Advertising Rivalry and Discretionary Disclosure
Advertising is a critical competition device that affects interactions among firms in the product market. I find that a nontrivial portion of public firms, even among those with intense advertising activities, do not disclose advertising expenses in their financial statements, indicating significant disclosure discretion. I further use product category-level data to construct measures that capture firm-level advertising rivalry. I predict and find that the likelihood of disclosing advertising expenses is negatively associated with advertising rivalry. This association is more pronounced when firms have less trackable media outlets, more volatile underlying advertising expenditures, and more mature products. These findings suggest that firms consider their advertising expenditures proprietary and that concerns of product market competition discourage their disclosure of advertising expenses despite the materiality constraint.
Accounting; Advertising; Disclosure; Product Market; Proprietary Cost; competition; Materiality
Yeung, Ping Eric

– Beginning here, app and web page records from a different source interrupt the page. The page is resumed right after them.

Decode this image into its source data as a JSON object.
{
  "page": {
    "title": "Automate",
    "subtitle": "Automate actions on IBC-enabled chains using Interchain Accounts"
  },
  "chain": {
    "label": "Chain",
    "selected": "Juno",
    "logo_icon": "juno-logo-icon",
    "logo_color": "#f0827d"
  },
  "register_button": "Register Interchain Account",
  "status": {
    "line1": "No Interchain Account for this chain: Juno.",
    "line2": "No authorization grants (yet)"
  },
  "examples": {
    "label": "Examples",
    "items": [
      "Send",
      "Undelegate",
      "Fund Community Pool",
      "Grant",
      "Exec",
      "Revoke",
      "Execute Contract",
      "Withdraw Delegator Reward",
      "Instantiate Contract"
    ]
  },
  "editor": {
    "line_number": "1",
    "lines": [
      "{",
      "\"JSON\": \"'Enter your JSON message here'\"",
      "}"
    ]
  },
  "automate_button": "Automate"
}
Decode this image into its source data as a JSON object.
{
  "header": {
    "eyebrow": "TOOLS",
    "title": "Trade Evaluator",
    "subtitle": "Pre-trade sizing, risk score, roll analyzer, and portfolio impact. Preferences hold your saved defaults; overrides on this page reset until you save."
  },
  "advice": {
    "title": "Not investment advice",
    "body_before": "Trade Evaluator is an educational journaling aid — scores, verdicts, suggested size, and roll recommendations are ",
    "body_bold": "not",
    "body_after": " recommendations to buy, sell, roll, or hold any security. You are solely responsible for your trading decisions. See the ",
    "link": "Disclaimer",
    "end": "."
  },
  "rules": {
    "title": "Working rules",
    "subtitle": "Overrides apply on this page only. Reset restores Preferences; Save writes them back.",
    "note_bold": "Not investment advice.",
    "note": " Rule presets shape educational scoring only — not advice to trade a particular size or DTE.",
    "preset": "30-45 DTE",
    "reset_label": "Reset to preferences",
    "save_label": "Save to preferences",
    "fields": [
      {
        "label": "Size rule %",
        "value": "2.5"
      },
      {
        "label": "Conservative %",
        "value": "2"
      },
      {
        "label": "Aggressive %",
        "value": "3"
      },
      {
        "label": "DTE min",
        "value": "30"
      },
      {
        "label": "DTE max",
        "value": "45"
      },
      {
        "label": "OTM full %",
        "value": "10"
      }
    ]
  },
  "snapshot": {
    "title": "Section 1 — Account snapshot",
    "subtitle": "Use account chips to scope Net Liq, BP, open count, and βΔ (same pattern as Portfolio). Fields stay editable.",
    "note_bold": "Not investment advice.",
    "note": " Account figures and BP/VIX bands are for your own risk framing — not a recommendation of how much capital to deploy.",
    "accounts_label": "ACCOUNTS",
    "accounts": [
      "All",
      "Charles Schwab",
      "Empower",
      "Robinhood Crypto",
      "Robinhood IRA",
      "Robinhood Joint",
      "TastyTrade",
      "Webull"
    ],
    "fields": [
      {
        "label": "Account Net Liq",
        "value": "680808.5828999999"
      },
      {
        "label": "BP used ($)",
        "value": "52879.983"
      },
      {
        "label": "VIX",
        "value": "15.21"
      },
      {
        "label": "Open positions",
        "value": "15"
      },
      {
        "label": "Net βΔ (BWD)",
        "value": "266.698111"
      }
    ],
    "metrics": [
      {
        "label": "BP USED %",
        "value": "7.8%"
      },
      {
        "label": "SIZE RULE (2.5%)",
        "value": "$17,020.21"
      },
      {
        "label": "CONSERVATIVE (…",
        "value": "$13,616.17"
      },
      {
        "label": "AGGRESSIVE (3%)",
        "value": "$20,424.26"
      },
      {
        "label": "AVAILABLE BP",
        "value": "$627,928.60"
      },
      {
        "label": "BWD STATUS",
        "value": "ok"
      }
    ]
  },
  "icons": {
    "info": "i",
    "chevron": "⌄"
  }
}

Bloomfield, Robert J.; Zuo, Luo
Ph. D., Management
Doctor of Philosophy
dissertation or thesis